Turning out a regular publication, against deadlines, can be a daunting task. Ironically, since computer software offered us generative text and spellcheckers, typographical errors (or typos) have actually increased in number.
‘Every editor can recall that awful moment when they realise their mistake and there’s nothing they can do about it,’ said Anne. ‘I once ran a headline that should have read: “Make flowers that look like satin.” But instead it said: “Make flowers that look like satan.” Not one of my more glorious moments!’
• Parish Pump are on stand P26 at CRE Midlands 2020
Running alongside CRE Midlands (4/5 Mar 2020) will be the first-ever Mission Resources Exhibition (Wed 4 Mar 2020).
Hosted by Mike Frith of OSCAR (pictured right), the one-day exhibition celebrates the organisation’s 20th birthday. It will feature more than 25 specialist organisations and up to 500 individuals from mission agencies and mission-minded churches, providing a unique networking opportunity.
‘This could be the largest gathering of the UK mission community in the past 20 years,’ said Mike. ‘OSCAR is the online hub that brings together mission stakeholders from across the Christian community – which means we’re uniquely placed to host the event. While the internet helps us achieve a great deal, rarely do we get an opportunity to share resources and build relationships. Face-to-face meetings are as important as ever, maybe even more so as opportunities to meet are fewer. Who knows, this may be the start of something more regular on the calendar.’
MRE will be located in a building next to CRE Midlands 2020 at Stoneleigh Park. Entrance will be free for all attendees. Those who book online for MRE will also be able to book for free admission to CRE Midlands.
Featured exhibitors include:
Register for MRE (Wed 4 Mar 2020 only) free of charge
A choir comprising people facing physical and mental challenges will open CRE Midlands 2020 (4/5 Mar 2020).
Created by well-known singer Sandra Godley, Gospability sang at Windsor before Prince Harry’s wedding to Meghan Markle last year. Sandra was inspired by Prince Harry’s Heads Together campaign which is supported by the Royal Foundation and is a partnership of charities providing frontline mental health support.

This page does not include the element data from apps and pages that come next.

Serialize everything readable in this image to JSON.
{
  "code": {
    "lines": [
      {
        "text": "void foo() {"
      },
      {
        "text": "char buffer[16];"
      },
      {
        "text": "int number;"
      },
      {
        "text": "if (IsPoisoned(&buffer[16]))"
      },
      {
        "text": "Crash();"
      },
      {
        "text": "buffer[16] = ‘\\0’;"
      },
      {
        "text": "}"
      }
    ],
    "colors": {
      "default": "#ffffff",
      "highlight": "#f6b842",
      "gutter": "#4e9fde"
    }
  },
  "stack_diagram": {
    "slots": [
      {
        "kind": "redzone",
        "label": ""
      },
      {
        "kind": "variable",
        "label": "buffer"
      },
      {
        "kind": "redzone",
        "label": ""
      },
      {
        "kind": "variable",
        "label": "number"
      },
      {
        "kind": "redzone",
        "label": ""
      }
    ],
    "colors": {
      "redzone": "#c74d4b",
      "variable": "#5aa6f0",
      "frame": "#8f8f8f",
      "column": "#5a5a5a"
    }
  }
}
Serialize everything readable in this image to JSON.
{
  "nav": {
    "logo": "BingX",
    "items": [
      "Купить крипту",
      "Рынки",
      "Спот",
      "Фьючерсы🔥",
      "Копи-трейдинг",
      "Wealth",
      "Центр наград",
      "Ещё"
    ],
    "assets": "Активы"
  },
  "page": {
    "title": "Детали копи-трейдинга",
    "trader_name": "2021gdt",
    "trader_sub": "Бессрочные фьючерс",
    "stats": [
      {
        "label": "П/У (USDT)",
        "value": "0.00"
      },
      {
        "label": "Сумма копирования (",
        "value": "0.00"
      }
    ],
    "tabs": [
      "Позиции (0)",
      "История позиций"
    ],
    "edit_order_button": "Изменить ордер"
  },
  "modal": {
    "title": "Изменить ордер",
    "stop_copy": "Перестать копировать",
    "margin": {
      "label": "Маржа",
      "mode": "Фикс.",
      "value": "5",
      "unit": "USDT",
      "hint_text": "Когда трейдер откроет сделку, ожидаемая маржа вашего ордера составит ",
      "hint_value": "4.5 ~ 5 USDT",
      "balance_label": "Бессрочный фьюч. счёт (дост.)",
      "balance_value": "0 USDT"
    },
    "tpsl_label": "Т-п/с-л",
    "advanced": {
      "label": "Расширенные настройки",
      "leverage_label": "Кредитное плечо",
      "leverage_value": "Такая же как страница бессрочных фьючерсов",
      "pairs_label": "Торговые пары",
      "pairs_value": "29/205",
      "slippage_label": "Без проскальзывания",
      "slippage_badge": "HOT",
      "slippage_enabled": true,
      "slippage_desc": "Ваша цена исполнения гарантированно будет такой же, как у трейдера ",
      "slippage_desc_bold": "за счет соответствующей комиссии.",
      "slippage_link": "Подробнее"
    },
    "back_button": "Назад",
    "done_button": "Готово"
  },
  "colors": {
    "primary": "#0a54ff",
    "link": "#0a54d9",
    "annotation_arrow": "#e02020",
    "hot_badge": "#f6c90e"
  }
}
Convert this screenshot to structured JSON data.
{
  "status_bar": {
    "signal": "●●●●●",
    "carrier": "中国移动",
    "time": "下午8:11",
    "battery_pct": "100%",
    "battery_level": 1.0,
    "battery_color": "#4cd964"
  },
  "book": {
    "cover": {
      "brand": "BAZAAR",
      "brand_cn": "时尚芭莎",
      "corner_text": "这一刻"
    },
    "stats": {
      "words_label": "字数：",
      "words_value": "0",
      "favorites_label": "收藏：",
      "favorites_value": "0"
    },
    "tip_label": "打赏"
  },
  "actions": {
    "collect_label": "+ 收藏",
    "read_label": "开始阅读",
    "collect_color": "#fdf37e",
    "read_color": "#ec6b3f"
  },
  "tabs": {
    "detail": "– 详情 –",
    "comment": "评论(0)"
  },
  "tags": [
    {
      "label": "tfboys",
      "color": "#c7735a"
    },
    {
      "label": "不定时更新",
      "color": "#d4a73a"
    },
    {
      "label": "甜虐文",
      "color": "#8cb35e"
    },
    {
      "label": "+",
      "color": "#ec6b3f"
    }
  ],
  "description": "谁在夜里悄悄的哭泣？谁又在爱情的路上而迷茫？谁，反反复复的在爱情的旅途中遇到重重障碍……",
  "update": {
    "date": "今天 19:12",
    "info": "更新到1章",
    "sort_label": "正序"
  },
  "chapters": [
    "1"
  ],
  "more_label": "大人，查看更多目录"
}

More than half the choir come from the Midlands and is made up of depression survivors, ex-Army wounded, breast cancer battlers as well as singers with bi-polar and clinical anxiety. Choir member Julie Hill, 45, works in customer service and has suffered an illness causing chronic back, neck and jaw pain since her 20s.
’It is a privilege to sing with such brave and inspirational people,’ she said. ‘I have been singing all my life. Music keeps me sane. My confidence has grown and the fresh perspective makes me feel like a new person. My pains are still a challenge but now I have more energy and zest to deal with it better – and new friends to help me.’
Another member who has been given a new lease of life is 35-year-old Coventry factory worker Tyrone, who suffers from anxiety.
‘Gospability has given me a sense of meaning, a sense of hope and loving care,’ he said. ‘I’m so happy I went along and I’m so happy I didn’t give up on life. I’ve been given this energy to do things out my comfort zone and to help others. I was able to share my story with complete strangers who I now consider to be brothers and sisters.’